Conductor, educator, and writer Michael Lewanski is champion of contemporary music and standard repertoire alike. His work seeks to create deeper and more engaged connections between audiences, musicians, and the music that is part of their culture and history. He was appointed Assistant Professor of Instrumental Ensembles at the DePaul University School of Music in 2012 after having served as an adjunct professor since 2007. He is the conductor of the DePaul Chamber Orchestra, Ensemble 20+ (20th and 21st century music), co-conductor of the DePaul Wind Ensemble, and frequent guest conductor of the DePaul Symphony Orchestra. Michael is conductor of the internationally acclaimed Chicago-based Ensemble Dal Niente. He attended the 2012 Darmstadt International Summer Courses for New Music where Ensemble Dal Niente, under his direction, became the first ensemble to be awarded the prestigious Kranichstein Music Prize.
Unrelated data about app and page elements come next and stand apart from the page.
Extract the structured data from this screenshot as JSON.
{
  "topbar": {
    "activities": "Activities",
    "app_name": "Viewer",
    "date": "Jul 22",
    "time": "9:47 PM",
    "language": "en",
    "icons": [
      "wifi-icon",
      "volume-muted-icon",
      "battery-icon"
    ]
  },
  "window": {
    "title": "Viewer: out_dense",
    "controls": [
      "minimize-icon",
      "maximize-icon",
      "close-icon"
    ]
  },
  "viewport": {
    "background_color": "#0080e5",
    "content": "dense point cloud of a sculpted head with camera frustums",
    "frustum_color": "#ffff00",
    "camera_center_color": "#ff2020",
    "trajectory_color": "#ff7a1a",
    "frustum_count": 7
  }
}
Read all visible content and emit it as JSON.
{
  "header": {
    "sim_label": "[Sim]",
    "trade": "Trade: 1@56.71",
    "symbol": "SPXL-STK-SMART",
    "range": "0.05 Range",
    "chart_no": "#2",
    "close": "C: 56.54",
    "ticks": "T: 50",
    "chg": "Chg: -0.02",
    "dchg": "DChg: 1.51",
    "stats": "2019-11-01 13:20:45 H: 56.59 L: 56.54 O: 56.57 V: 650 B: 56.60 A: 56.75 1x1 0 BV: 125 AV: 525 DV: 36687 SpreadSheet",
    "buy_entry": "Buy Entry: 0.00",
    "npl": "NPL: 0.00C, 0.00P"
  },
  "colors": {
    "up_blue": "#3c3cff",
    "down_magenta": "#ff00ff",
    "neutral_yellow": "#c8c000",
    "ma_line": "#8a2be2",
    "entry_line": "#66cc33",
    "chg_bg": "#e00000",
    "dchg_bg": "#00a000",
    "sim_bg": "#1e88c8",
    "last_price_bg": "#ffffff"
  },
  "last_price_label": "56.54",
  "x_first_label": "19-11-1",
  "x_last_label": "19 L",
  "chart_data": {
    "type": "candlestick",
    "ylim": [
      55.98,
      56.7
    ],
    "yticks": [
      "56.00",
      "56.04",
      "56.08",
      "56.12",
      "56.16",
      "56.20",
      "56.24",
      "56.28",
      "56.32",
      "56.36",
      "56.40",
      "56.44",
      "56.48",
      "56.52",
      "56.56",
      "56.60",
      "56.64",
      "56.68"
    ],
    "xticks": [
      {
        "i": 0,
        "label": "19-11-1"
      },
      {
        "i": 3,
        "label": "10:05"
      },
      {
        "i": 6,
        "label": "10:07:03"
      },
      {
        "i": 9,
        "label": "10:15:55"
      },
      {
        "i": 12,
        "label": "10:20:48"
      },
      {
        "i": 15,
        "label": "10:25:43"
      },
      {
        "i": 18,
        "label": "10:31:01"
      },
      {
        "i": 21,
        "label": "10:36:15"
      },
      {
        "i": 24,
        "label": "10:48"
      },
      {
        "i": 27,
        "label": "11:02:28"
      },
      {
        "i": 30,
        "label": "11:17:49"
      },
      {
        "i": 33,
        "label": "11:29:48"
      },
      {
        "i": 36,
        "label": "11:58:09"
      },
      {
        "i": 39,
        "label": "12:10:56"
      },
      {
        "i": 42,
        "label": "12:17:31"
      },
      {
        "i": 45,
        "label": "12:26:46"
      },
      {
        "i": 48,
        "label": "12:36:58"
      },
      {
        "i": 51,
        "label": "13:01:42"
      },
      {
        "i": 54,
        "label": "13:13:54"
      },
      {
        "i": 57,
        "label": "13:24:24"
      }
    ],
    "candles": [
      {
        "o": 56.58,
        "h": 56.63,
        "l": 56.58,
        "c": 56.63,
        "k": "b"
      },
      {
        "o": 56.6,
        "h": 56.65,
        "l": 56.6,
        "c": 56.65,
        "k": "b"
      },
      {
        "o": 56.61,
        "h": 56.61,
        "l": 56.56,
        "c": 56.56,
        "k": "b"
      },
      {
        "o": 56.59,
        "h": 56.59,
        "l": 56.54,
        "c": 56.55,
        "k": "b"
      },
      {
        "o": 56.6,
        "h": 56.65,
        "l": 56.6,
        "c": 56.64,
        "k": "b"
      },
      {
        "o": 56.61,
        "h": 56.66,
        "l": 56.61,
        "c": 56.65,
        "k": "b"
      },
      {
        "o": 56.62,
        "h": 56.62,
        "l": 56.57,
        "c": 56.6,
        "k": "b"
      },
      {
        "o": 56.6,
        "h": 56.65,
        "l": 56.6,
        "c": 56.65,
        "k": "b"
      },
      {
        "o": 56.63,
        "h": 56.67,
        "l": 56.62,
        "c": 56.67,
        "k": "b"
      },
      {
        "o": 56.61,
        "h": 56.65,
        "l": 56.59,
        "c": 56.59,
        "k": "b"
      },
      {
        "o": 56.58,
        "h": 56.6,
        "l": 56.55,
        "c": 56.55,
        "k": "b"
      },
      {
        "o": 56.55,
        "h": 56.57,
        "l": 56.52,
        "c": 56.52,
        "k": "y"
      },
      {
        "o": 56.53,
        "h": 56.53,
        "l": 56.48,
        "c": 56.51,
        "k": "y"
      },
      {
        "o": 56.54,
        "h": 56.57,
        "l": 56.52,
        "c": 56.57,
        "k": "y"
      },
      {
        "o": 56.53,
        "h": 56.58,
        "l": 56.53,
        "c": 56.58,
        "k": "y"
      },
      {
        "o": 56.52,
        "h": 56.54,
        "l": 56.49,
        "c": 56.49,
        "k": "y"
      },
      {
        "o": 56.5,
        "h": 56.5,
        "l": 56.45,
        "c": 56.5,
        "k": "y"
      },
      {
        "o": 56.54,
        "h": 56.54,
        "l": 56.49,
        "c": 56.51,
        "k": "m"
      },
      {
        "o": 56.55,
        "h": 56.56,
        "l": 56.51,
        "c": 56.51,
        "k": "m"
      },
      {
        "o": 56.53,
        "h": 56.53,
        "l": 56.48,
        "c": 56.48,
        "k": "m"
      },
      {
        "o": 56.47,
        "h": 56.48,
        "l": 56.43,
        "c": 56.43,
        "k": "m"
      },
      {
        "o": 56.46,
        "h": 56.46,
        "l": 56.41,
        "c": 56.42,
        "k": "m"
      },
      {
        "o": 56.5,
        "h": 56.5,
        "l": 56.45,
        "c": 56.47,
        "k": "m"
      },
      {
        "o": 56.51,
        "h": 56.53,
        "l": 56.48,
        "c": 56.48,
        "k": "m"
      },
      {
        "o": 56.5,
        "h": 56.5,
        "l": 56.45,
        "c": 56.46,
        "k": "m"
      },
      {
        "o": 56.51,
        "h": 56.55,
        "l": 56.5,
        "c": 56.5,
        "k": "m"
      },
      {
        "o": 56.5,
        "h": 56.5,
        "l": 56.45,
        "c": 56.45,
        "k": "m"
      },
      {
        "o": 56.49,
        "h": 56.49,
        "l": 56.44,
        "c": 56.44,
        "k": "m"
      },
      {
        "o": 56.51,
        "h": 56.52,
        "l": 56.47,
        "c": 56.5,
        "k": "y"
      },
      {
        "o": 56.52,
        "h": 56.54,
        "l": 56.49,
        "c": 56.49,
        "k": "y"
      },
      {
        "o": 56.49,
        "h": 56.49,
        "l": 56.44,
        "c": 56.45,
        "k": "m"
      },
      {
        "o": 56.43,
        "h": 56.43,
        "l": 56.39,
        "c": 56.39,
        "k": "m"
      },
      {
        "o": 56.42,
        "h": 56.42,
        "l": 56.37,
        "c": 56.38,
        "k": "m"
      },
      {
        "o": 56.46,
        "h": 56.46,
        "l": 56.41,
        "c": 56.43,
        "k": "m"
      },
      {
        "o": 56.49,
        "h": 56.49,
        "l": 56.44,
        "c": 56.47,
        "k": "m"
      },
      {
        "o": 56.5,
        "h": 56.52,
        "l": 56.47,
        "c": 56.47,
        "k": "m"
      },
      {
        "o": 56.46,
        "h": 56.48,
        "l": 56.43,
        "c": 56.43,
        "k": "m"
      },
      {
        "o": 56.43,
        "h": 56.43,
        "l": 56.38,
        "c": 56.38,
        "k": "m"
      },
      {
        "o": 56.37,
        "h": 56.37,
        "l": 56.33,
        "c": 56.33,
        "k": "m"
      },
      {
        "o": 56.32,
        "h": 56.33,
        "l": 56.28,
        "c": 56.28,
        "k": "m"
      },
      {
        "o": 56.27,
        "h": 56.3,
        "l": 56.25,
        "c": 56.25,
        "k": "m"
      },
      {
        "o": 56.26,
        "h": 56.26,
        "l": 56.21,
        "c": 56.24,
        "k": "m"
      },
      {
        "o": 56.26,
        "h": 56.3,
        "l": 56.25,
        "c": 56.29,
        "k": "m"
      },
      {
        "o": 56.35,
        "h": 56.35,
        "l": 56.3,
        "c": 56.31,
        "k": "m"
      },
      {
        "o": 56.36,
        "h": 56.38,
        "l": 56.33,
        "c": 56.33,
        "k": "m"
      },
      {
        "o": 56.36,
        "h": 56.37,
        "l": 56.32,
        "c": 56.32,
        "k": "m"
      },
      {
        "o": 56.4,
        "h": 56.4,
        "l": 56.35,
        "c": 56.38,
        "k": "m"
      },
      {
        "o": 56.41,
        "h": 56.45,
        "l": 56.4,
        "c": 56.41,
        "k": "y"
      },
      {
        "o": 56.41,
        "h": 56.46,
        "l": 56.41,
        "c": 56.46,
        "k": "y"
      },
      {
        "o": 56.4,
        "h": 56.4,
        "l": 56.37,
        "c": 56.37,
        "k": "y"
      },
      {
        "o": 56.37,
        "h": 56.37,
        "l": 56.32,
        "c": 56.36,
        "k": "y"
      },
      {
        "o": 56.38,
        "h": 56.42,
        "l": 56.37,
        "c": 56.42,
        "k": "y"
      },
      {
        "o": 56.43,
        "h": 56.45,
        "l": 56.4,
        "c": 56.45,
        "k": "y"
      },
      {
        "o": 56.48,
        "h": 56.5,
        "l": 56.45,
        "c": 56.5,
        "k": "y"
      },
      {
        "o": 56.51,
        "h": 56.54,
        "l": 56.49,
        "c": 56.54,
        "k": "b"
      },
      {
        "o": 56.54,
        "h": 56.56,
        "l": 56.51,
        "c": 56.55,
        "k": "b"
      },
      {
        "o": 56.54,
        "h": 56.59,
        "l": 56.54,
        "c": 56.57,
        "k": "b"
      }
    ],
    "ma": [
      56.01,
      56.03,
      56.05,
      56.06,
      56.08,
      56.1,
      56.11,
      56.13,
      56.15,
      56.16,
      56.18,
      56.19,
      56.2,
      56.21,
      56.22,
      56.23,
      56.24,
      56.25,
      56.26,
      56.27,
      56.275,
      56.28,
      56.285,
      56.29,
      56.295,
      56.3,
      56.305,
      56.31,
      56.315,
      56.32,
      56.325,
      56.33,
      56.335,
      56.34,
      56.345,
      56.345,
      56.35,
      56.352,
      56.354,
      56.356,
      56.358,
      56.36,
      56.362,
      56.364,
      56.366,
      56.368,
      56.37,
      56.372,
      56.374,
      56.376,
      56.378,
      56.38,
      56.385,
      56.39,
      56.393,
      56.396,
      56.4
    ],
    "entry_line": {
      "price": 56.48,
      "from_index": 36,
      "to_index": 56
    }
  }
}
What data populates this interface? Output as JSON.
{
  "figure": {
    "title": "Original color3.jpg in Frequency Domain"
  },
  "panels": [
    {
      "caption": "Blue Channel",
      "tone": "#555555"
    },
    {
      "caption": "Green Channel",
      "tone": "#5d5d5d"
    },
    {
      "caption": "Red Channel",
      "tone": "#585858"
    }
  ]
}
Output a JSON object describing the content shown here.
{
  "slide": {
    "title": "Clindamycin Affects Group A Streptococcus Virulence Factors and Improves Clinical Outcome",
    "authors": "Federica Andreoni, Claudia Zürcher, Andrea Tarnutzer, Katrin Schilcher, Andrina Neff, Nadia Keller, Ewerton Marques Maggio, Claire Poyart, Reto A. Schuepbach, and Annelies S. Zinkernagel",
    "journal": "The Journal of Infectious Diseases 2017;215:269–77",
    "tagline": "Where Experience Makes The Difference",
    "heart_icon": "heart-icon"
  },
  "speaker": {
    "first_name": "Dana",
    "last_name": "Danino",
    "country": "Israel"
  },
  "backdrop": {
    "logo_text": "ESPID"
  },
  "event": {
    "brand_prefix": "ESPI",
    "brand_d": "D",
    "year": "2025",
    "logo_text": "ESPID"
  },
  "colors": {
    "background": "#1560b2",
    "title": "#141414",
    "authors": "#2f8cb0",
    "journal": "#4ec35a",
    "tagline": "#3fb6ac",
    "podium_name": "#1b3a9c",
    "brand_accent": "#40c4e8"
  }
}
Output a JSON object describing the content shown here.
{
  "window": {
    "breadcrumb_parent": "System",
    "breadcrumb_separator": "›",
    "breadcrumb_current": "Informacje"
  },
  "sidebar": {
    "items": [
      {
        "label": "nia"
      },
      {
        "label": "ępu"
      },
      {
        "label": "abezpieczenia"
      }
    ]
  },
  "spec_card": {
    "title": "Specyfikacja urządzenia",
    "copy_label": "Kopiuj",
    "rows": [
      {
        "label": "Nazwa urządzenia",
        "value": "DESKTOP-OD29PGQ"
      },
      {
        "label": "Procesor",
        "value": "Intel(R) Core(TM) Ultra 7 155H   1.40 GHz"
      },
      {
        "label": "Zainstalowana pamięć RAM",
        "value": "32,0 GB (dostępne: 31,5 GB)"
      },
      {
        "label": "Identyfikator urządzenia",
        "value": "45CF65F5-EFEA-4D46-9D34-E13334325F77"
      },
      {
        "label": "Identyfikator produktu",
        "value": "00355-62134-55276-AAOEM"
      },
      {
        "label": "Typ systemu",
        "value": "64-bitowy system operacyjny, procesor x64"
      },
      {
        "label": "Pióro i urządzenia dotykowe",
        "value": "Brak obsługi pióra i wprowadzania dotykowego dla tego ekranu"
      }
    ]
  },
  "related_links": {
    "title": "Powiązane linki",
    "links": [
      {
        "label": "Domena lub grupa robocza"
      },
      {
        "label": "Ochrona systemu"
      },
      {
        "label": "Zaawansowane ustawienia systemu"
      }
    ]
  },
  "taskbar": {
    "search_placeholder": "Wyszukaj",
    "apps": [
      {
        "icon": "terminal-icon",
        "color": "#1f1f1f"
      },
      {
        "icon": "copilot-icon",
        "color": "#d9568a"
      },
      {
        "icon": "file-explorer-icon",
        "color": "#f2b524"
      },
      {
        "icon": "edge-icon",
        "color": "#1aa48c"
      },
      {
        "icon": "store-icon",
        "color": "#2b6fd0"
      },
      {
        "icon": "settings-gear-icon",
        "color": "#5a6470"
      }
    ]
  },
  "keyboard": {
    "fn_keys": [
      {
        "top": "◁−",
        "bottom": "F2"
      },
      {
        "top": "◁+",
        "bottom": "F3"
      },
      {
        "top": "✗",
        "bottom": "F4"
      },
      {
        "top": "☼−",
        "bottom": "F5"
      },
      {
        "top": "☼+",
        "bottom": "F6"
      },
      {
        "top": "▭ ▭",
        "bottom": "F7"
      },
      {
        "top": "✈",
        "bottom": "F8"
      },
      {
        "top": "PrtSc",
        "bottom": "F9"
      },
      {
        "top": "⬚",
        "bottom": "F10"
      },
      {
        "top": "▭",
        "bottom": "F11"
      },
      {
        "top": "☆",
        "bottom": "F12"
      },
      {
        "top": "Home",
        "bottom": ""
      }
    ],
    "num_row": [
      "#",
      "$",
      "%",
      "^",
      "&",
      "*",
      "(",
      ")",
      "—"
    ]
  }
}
Michael has collaborated as a guest conductor with chamber ensembles from the Chicago Symphony Orchestra, Civic Orchestra of Chicago, International Contemporary Ensemble (ICE), Chicago Chamber Musicians, Toledo Symphony Orchestra, Detroit Symphony Civic Youth Orchestra, Spektral Quartet, Fifth House Ensemble, Rembrandt Chamber Players, among many others. He has led over 100 world premieres. He was the conducting assistant at the Civic Orchestra of Chicago. Michael’s recordings include works by Franco Donatoni, Dai Fujikura, Kurt Westerberg, Aaron Einbond, Kyong-Mee Choi, and Janice Misurell-Mitchell. He has acted as producer of recordings by saxophonist Ryan Muncy and Third Coast Percussion.
A native of Savannah, Georgia, he made his conducting debut at age 13 with the Savannah Symphony Orchestra. At 16, he was the youngest student ever accepted into the conducting class of the legendary Ilya Musin at the St. Petersburg Conservatory in Russia. Michael attended Yale University, where his studies included conducting with Lawrence Leighton Smith and piano with Sara Laimon. He was music director of the Yale Bach Society Orchestra and conductor of the Yale College Opera Company. His post-Yale education featured conducting study with Cliff Colnot, focusing on rehearsal techniques and preparation of all kinds of ensembles. He has also studied with Lucas Vis.
In addition to the 2012 Darmstadt Summer Courses, recent festival appearances include the 2010 and 2012 Chicago Youth in Music Festival, the 2010 Unbound Festival of American Chamber Music, the 2011 Unruly Music Festival, the 2012 and 2013 International Beethoven Festivals, the 2013 Ecstatic Music Festival, the 2013 MusicArte festival in Panama, the 2013 Bowling Green New Music Festival, the 2014 Northwestern New Music Conference. Michael has held an appointment as conductor of the Columbia College Chicago-sponsored Columbia Community Symphony Orchestra. He has been an assistant conductor of the Northwest Indiana Symphony Orchestra. He was formerly music director of the Skokie Concert Choir. He has collaborated with stage director Paul Koch on a number of nontraditional productions of Baroque opera. As a pianist and harpsichordist, he has appeared throughout the Chicago area accompanying singers and instrumentalists. Michael is also an active writer, chamber music coach, arranger, and conducting teacher. As an educator of pre-collegiate students, he has worked with the Chicago Academy for the Arts and the Elgin Youth Symphony.
Michael’s schedule in the 2015-16 concert season includes concerts with four DePaul School of Music Ensembles; a full season with Ensemble Dal Niente (including appearances in Seattle, Boston, New York, June in Buffalo, and a recording release on New Amsterdam recordings); return engagements with the Toledo Symphony and Detroit Symphony Civic Youth Orchestra; recording projects; and a composers project with the Civic Orchestra of Chicago.
Articles by Michael Lewanski:
Chicago is a particularly concentrated expression of confluences in current culture, and the evidence of this is both the explosive energy of the city’s new music community in recent years...